YOUR TASK »
Write out each line from the data below that includes the word "Молоко".

Excerpts from an interface dataset
* * * * * * *

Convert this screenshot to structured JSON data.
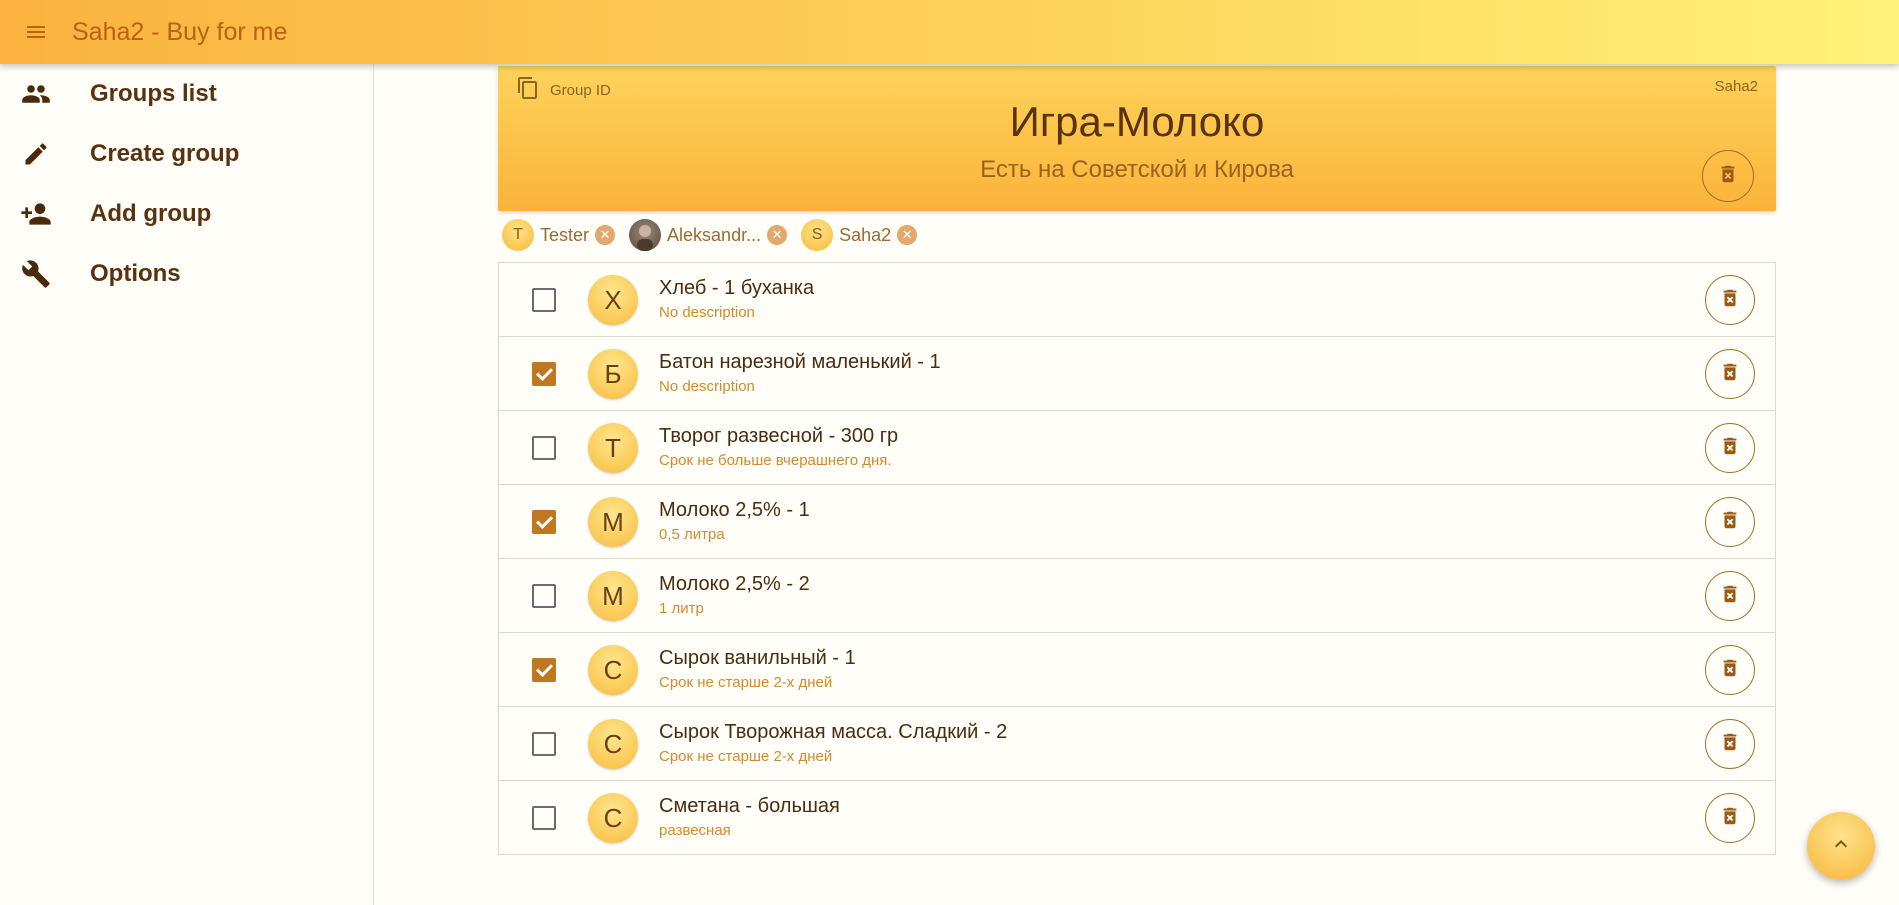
{
  "app": {
    "title": "Saha2 - Buy for me"
  },
  "drawer": {
    "items": [
      {
        "label": "Groups list",
        "icon": "people-icon"
      },
      {
        "label": "Create group",
        "icon": "pencil-icon"
      },
      {
        "label": "Add group",
        "icon": "person-add-icon"
      },
      {
        "label": "Options",
        "icon": "wrench-icon"
      }
    ]
  },
  "group": {
    "id_label": "Group ID",
    "owner": "Saha2",
    "title": "Игра-Молоко",
    "description": "Есть на Советской и Кирова"
  },
  "members": [
    {
      "initial": "T",
      "name": "Tester"
    },
    {
      "initial": "",
      "name": "Aleksandr...",
      "photo": true
    },
    {
      "initial": "S",
      "name": "Saha2"
    }
  ],
  "items": [
    {
      "initial": "Х",
      "name": "Хлеб - 1 буханка",
      "description": "No description",
      "checked": false
    },
    {
      "initial": "Б",
      "name": "Батон нарезной маленький - 1",
      "description": "No description",
      "checked": true
    },
    {
      "initial": "Т",
      "name": "Творог развесной - 300 гр",
      "description": "Срок не больше вчерашнего дня.",
      "checked": false
    },
    {
      "initial": "М",
      "name": "Молоко 2,5% - 1",
      "description": "0,5 литра",
      "checked": true
    },
    {
      "initial": "М",
      "name": "Молоко 2,5% - 2",
      "description": "1 литр",
      "checked": false
    },
    {
      "initial": "С",
      "name": "Сырок ванильный - 1",
      "description": "Срок не старше 2-х дней",
      "checked": true
    },
    {
      "initial": "С",
      "name": "Сырок Творожная масса. Сладкий - 2",
      "description": "Срок не старше 2-х дней",
      "checked": false
    },
    {
      "initial": "С",
      "name": "Сметана - большая",
      "description": "развесная",
      "checked": false
    }
  ],
  "colors": {
    "accent": "#c0771f",
    "appbar_start": "#fbb23f",
    "appbar_end": "#fff27a",
    "text_dark": "#5a3210",
    "description": "#d48a2a"
  }
}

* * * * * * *

ANSWER AREA »
    "title": "Игра-Молоко",
      "name": "Молоко 2,5% - 1",
      "name": "Молоко 2,5% - 2",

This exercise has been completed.